One thing that many newcomers have in common is that they're going off the deep end of the alphabet. Vysr, Wrike, Xeround, Xignite, Yammer, Zoosa, Zuora, and Zenoss stand at the end of the line during startup roll call. Maybe it's that Yahoo and YouTube made that a cool place to be.
An earlier generation of computer and software companies took on descriptive, even wholesome, names like Apple, Computer Associates, Tandem Computers, and Sun Microsystems. As an industry, though, we like brevity in our IT vendors, and three letter abbreviations in particular: AMD, APC, BEA, BMC, EMC, IBM, NEC, RSA, SAP, and SAS, for example. A few -- BT, CA, and HP -- get by with mere two-letter abbreviations, but they're the exceptions. As of yet, we don't have any tech companies that go by just a single letter or, like the artist formerly known as Prince, that have given up having any name at all.
Are tongue twisters a good strategy for startups? The logos do tend to look nice on T-shirts and Web sites. If potential customers have a hard time pronouncing or spelling those names, maybe it's worth the trade-off.
Of course, there's always Plan B -- changing a startup's name to something more conventional. As I noted earlier this year, some startups are making a second run at success with a new name, one typically involving an action word embedded in a compound construction.

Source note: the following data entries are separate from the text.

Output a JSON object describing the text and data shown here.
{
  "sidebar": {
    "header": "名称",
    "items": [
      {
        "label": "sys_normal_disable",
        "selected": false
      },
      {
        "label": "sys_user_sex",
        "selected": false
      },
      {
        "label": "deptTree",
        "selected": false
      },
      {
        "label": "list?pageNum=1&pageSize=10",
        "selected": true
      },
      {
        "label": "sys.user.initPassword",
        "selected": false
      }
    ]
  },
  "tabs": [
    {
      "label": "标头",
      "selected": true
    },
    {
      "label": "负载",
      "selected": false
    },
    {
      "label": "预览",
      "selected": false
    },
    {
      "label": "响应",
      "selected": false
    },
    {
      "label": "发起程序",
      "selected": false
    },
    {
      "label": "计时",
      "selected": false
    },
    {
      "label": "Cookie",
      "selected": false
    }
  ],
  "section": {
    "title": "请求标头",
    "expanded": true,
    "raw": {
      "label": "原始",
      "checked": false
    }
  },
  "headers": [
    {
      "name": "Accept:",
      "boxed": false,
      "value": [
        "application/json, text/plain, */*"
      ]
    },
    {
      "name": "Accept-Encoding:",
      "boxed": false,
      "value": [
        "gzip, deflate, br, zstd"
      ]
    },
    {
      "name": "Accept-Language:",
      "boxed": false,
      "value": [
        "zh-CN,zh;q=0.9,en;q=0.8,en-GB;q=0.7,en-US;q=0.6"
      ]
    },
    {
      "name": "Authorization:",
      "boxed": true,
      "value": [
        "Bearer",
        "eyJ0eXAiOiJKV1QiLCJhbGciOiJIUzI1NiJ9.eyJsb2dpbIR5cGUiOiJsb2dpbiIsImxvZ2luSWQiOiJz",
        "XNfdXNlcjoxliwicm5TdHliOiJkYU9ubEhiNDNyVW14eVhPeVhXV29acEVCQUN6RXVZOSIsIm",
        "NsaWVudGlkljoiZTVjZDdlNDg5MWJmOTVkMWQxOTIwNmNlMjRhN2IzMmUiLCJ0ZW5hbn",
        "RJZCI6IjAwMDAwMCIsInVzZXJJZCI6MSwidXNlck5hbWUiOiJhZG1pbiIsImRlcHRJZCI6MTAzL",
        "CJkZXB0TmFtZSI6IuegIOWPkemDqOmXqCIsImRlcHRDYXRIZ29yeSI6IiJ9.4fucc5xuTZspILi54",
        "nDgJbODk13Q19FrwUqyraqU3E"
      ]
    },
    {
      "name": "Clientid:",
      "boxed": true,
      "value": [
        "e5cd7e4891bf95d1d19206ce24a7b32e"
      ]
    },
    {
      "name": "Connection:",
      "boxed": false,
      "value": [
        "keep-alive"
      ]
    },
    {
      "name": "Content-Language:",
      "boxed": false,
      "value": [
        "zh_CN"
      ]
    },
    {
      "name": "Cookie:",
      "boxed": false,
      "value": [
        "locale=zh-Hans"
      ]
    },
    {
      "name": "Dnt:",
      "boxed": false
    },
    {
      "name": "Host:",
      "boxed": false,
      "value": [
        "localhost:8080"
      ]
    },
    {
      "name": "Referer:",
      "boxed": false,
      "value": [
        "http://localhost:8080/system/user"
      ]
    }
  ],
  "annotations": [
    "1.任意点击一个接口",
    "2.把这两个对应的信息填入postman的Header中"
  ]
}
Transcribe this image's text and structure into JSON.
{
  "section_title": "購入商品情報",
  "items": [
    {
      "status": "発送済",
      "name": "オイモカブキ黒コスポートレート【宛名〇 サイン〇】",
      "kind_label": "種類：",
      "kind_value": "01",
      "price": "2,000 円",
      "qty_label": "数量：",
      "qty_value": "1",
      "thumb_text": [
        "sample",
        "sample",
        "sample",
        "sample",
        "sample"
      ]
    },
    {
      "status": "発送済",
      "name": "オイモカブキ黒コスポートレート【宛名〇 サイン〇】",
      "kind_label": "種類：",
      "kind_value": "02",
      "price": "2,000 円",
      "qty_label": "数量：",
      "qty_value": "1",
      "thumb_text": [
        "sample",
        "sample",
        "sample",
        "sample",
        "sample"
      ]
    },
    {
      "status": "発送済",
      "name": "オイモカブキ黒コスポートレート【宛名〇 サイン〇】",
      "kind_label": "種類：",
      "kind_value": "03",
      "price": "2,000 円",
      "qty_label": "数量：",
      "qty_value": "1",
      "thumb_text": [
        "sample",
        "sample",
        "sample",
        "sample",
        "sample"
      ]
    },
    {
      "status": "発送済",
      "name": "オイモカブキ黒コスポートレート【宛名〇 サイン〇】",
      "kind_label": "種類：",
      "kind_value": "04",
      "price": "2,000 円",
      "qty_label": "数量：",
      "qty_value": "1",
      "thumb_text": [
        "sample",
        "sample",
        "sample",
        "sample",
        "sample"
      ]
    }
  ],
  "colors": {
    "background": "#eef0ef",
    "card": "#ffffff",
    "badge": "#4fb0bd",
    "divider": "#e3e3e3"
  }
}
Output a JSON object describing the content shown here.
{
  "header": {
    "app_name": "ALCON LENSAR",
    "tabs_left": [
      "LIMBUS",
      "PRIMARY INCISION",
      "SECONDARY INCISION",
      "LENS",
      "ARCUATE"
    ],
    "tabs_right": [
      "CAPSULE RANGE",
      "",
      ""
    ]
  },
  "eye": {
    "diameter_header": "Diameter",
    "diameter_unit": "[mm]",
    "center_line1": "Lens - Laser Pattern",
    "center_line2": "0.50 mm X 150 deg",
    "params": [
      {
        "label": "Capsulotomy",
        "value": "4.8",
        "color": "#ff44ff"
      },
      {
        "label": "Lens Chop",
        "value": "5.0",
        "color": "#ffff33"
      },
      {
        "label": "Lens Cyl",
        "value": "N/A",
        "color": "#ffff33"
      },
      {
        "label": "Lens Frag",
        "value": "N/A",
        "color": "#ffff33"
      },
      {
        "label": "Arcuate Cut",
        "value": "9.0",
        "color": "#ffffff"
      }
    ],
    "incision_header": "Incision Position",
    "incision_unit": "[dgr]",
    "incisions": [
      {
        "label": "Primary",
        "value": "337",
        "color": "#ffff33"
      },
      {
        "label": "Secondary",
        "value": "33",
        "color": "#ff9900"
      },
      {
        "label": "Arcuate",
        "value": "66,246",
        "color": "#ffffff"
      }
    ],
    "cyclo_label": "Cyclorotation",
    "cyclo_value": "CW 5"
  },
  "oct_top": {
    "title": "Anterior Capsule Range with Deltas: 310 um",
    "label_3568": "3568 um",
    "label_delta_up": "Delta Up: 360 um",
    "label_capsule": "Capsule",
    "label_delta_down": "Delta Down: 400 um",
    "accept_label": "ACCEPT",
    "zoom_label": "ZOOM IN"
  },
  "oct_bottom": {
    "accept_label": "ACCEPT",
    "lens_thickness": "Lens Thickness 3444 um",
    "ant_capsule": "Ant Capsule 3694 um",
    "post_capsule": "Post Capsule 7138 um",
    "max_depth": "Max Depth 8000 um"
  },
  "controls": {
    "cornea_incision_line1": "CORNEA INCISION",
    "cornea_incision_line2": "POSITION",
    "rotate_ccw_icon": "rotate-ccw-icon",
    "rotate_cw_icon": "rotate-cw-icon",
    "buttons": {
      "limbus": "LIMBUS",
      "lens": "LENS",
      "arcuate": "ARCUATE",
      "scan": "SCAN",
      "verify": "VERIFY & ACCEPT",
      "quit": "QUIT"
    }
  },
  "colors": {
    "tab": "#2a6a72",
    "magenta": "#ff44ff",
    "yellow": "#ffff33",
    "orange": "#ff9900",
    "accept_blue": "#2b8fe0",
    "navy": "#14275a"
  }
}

Flypaper, Helpstream, Kickfire, and WaveMaker are taken. TryTryAgain, anyone?